### RECORDS FOR THIS TASK
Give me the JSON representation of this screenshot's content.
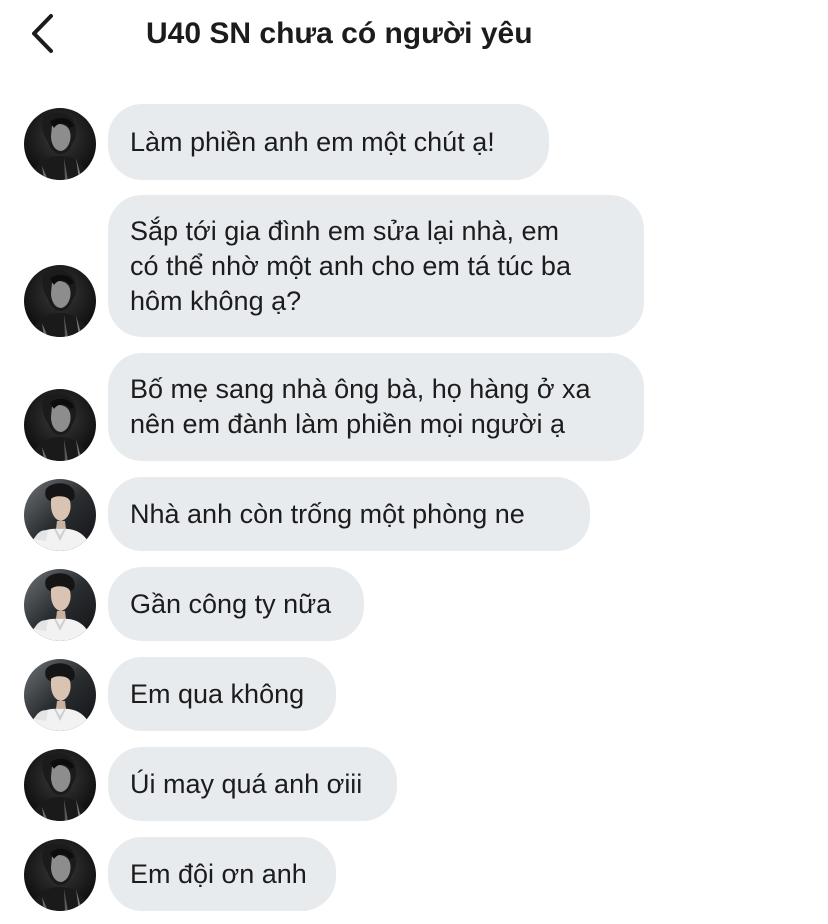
{
  "header": {
    "back_icon": "chevron-left-icon",
    "title": "U40 SN chưa có người yêu"
  },
  "messages": [
    {
      "sender": "user-a",
      "avatar": "dark-portrait",
      "text": "Làm phiền anh em một chút ạ!"
    },
    {
      "sender": "user-a",
      "avatar": "dark-portrait",
      "text": "Sắp tới gia đình em sửa lại nhà, em\ncó thể nhờ một anh cho em tá túc ba\nhôm không ạ?"
    },
    {
      "sender": "user-a",
      "avatar": "dark-portrait",
      "text": "Bố mẹ sang nhà ông bà, họ hàng ở xa\nnên em đành làm phiền mọi người ạ"
    },
    {
      "sender": "user-b",
      "avatar": "white-suit-portrait",
      "text": "Nhà anh còn trống một phòng ne"
    },
    {
      "sender": "user-b",
      "avatar": "white-suit-portrait",
      "text": "Gần công ty nữa"
    },
    {
      "sender": "user-b",
      "avatar": "white-suit-portrait",
      "text": "Em qua không"
    },
    {
      "sender": "user-a",
      "avatar": "dark-portrait",
      "text": "Úi may quá anh ơiii"
    },
    {
      "sender": "user-a",
      "avatar": "dark-portrait",
      "text": "Em đội ơn anh"
    }
  ]
}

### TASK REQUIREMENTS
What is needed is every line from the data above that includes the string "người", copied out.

### TASK ANSWER
    "title": "U40 SN chưa có người yêu"
      "text": "Bố mẹ sang nhà ông bà, họ hàng ở xa\nnên em đành làm phiền mọi người ạ"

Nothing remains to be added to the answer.